How to complete this task: Given the records that follow, return each one verbatim.
[Opening Recorded data section]
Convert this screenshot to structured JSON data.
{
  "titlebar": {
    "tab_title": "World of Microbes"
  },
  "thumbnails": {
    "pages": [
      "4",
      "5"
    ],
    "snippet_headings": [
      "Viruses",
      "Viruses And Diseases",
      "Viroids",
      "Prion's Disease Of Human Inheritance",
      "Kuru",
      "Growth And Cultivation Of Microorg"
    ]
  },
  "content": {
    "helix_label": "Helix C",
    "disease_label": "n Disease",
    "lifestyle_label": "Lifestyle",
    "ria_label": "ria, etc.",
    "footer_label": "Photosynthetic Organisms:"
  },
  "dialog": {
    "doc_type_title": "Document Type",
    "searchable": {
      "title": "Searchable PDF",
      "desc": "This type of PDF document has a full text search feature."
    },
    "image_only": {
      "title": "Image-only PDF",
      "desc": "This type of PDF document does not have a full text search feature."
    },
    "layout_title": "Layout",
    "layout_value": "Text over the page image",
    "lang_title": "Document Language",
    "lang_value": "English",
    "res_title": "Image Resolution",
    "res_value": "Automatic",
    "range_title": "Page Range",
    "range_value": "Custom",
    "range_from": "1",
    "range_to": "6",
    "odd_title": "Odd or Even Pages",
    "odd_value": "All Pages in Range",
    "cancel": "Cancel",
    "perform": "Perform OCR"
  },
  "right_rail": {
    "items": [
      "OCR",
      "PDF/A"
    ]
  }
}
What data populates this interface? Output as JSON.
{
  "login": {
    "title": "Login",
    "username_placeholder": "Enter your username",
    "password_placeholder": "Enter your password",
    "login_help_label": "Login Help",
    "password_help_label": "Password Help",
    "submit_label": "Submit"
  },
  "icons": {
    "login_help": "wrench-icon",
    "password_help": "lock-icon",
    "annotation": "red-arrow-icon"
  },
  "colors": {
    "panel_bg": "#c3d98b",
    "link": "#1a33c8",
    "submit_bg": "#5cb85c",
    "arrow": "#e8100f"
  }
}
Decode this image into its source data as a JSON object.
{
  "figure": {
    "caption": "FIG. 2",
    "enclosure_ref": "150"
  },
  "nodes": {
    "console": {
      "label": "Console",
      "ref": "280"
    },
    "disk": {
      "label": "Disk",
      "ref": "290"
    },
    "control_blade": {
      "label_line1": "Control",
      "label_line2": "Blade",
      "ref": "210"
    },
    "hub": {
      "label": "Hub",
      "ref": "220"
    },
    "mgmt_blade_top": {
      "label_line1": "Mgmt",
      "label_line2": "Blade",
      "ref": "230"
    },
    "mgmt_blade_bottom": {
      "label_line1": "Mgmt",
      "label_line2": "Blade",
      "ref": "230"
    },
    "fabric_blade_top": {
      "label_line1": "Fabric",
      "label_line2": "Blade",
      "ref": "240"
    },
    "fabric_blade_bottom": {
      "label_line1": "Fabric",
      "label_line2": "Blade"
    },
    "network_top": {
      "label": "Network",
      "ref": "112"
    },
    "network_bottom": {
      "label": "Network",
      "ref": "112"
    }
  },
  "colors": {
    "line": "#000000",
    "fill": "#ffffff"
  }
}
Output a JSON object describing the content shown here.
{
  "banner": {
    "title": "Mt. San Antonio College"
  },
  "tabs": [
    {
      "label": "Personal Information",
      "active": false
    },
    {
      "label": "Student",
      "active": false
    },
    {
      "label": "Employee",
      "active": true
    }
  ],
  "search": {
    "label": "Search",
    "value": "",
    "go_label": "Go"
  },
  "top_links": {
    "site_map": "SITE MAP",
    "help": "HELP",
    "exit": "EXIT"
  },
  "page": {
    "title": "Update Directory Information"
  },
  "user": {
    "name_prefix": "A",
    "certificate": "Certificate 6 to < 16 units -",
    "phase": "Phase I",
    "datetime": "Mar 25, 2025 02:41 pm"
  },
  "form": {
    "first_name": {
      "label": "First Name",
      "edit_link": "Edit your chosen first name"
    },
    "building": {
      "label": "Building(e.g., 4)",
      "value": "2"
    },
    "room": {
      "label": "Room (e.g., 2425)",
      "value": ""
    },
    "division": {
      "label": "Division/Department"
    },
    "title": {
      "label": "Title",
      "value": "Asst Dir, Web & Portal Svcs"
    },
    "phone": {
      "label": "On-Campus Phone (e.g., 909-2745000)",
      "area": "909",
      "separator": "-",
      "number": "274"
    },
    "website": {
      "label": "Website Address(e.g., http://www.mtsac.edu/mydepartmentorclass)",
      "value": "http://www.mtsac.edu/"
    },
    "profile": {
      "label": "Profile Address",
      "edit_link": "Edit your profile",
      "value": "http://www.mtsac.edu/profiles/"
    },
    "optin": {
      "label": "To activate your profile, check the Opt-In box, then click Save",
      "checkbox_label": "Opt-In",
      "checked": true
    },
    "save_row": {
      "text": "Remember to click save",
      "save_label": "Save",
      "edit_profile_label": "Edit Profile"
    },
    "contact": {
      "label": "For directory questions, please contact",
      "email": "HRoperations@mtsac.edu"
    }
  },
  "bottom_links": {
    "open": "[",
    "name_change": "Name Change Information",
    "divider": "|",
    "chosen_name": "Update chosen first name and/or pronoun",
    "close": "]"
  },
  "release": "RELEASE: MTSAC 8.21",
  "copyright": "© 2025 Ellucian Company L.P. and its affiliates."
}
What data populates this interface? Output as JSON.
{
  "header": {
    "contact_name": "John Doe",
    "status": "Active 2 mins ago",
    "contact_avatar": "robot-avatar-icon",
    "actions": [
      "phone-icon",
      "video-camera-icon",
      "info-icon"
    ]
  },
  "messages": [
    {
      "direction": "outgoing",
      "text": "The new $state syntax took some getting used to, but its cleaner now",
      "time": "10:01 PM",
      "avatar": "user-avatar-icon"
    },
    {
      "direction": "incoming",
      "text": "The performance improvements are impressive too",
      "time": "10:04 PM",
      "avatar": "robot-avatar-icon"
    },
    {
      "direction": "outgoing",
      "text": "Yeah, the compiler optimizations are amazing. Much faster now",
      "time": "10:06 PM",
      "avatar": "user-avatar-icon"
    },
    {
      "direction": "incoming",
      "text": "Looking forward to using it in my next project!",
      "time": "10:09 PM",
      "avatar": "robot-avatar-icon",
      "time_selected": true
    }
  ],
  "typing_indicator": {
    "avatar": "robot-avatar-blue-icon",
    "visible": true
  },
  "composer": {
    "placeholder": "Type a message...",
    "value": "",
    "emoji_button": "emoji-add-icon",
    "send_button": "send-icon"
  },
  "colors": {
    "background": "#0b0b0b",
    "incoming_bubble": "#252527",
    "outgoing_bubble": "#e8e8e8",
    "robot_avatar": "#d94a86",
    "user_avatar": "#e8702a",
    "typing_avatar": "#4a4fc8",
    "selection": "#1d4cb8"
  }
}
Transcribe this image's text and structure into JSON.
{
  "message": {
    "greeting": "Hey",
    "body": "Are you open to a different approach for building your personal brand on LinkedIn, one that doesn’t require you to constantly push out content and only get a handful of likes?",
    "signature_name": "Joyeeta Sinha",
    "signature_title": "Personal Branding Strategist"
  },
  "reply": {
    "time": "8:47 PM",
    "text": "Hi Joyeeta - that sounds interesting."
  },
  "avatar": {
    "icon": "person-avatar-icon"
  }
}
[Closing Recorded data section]
Result:
Convert this screenshot to structured JSON data.
{
  "titlebar": {
    "tab_title": "World of Microbes"
  },
  "thumbnails": {
    "pages": [
      "4",
      "5"
    ],
    "snippet_headings": [
      "Viruses",
      "Viruses And Diseases",
      "Viroids",
      "Prion's Disease Of Human Inheritance",
      "Kuru",
      "Growth And Cultivation Of Microorg"
    ]
  },
  "content": {
    "helix_label": "Helix C",
    "disease_label": "n Disease",
    "lifestyle_label": "Lifestyle",
    "ria_label": "ria, etc.",
    "footer_label": "Photosynthetic Organisms:"
  },
  "dialog": {
    "doc_type_title": "Document Type",
    "searchable": {
      "title": "Searchable PDF",
      "desc": "This type of PDF document has a full text search feature."
    },
    "image_only": {
      "title": "Image-only PDF",
      "desc": "This type of PDF document does not have a full text search feature."
    },
    "layout_title": "Layout",
    "layout_value": "Text over the page image",
    "lang_title": "Document Language",
    "lang_value": "English",
    "res_title": "Image Resolution",
    "res_value": "Automatic",
    "range_title": "Page Range",
    "range_value": "Custom",
    "range_from": "1",
    "range_to": "6",
    "odd_title": "Odd or Even Pages",
    "odd_value": "All Pages in Range",
    "cancel": "Cancel",
    "perform": "Perform OCR"
  },
  "right_rail": {
    "items": [
      "OCR",
      "PDF/A"
    ]
  }
}
What data populates this interface? Output as JSON.
{
  "login": {
    "title": "Login",
    "username_placeholder": "Enter your username",
    "password_placeholder": "Enter your password",
    "login_help_label": "Login Help",
    "password_help_label": "Password Help",
    "submit_label": "Submit"
  },
  "icons": {
    "login_help": "wrench-icon",
    "password_help": "lock-icon",
    "annotation": "red-arrow-icon"
  },
  "colors": {
    "panel_bg": "#c3d98b",
    "link": "#1a33c8",
    "submit_bg": "#5cb85c",
    "arrow": "#e8100f"
  }
}
Decode this image into its source data as a JSON object.
{
  "figure": {
    "caption": "FIG. 2",
    "enclosure_ref": "150"
  },
  "nodes": {
    "console": {
      "label": "Console",
      "ref": "280"
    },
    "disk": {
      "label": "Disk",
      "ref": "290"
    },
    "control_blade": {
      "label_line1": "Control",
      "label_line2": "Blade",
      "ref": "210"
    },
    "hub": {
      "label": "Hub",
      "ref": "220"
    },
    "mgmt_blade_top": {
      "label_line1": "Mgmt",
      "label_line2": "Blade",
      "ref": "230"
    },
    "mgmt_blade_bottom": {
      "label_line1": "Mgmt",
      "label_line2": "Blade",
      "ref": "230"
    },
    "fabric_blade_top": {
      "label_line1": "Fabric",
      "label_line2": "Blade",
      "ref": "240"
    },
    "fabric_blade_bottom": {
      "label_line1": "Fabric",
      "label_line2": "Blade"
    },
    "network_top": {
      "label": "Network",
      "ref": "112"
    },
    "network_bottom": {
      "label": "Network",
      "ref": "112"
    }
  },
  "colors": {
    "line": "#000000",
    "fill": "#ffffff"
  }
}
Output a JSON object describing the content shown here.
{
  "banner": {
    "title": "Mt. San Antonio College"
  },
  "tabs": [
    {
      "label": "Personal Information",
      "active": false
    },
    {
      "label": "Student",
      "active": false
    },
    {
      "label": "Employee",
      "active": true
    }
  ],
  "search": {
    "label": "Search",
    "value": "",
    "go_label": "Go"
  },
  "top_links": {
    "site_map": "SITE MAP",
    "help": "HELP",
    "exit": "EXIT"
  },
  "page": {
    "title": "Update Directory Information"
  },
  "user": {
    "name_prefix": "A",
    "certificate": "Certificate 6 to < 16 units -",
    "phase": "Phase I",
    "datetime": "Mar 25, 2025 02:41 pm"
  },
  "form": {
    "first_name": {
      "label": "First Name",
      "edit_link": "Edit your chosen first name"
    },
    "building": {
      "label": "Building(e.g., 4)",
      "value": "2"
    },
    "room": {
      "label": "Room (e.g., 2425)",
      "value": ""
    },
    "division": {
      "label": "Division/Department"
    },
    "title": {
      "label": "Title",
      "value": "Asst Dir, Web & Portal Svcs"
    },
    "phone": {
      "label": "On-Campus Phone (e.g., 909-2745000)",
      "area": "909",
      "separator": "-",
      "number": "274"
    },
    "website": {
      "label": "Website Address(e.g., http://www.mtsac.edu/mydepartmentorclass)",
      "value": "http://www.mtsac.edu/"
    },
    "profile": {
      "label": "Profile Address",
      "edit_link": "Edit your profile",
      "value": "http://www.mtsac.edu/profiles/"
    },
    "optin": {
      "label": "To activate your profile, check the Opt-In box, then click Save",
      "checkbox_label": "Opt-In",
      "checked": true
    },
    "save_row": {
      "text": "Remember to click save",
      "save_label": "Save",
      "edit_profile_label": "Edit Profile"
    },
    "contact": {
      "label": "For directory questions, please contact",
      "email": "HRoperations@mtsac.edu"
    }
  },
  "bottom_links": {
    "open": "[",
    "name_change": "Name Change Information",
    "divider": "|",
    "chosen_name": "Update chosen first name and/or pronoun",
    "close": "]"
  },
  "release": "RELEASE: MTSAC 8.21",
  "copyright": "© 2025 Ellucian Company L.P. and its affiliates."
}
What data populates this interface? Output as JSON.
{
  "header": {
    "contact_name": "John Doe",
    "status": "Active 2 mins ago",
    "contact_avatar": "robot-avatar-icon",
    "actions": [
      "phone-icon",
      "video-camera-icon",
      "info-icon"
    ]
  },
  "messages": [
    {
      "direction": "outgoing",
      "text": "The new $state syntax took some getting used to, but its cleaner now",
      "time": "10:01 PM",
      "avatar": "user-avatar-icon"
    },
    {
      "direction": "incoming",
      "text": "The performance improvements are impressive too",
      "time": "10:04 PM",
      "avatar": "robot-avatar-icon"
    },
    {
      "direction": "outgoing",
      "text": "Yeah, the compiler optimizations are amazing. Much faster now",
      "time": "10:06 PM",
      "avatar": "user-avatar-icon"
    },
    {
      "direction": "incoming",
      "text": "Looking forward to using it in my next project!",
      "time": "10:09 PM",
      "avatar": "robot-avatar-icon",
      "time_selected": true
    }
  ],
  "typing_indicator": {
    "avatar": "robot-avatar-blue-icon",
    "visible": true
  },
  "composer": {
    "placeholder": "Type a message...",
    "value": "",
    "emoji_button": "emoji-add-icon",
    "send_button": "send-icon"
  },
  "colors": {
    "background": "#0b0b0b",
    "incoming_bubble": "#252527",
    "outgoing_bubble": "#e8e8e8",
    "robot_avatar": "#d94a86",
    "user_avatar": "#e8702a",
    "typing_avatar": "#4a4fc8",
    "selection": "#1d4cb8"
  }
}
Transcribe this image's text and structure into JSON.
{
  "message": {
    "greeting": "Hey",
    "body": "Are you open to a different approach for building your personal brand on LinkedIn, one that doesn’t require you to constantly push out content and only get a handful of likes?",
    "signature_name": "Joyeeta Sinha",
    "signature_title": "Personal Branding Strategist"
  },
  "reply": {
    "time": "8:47 PM",
    "text": "Hi Joyeeta - that sounds interesting."
  },
  "avatar": {
    "icon": "person-avatar-icon"
  }
}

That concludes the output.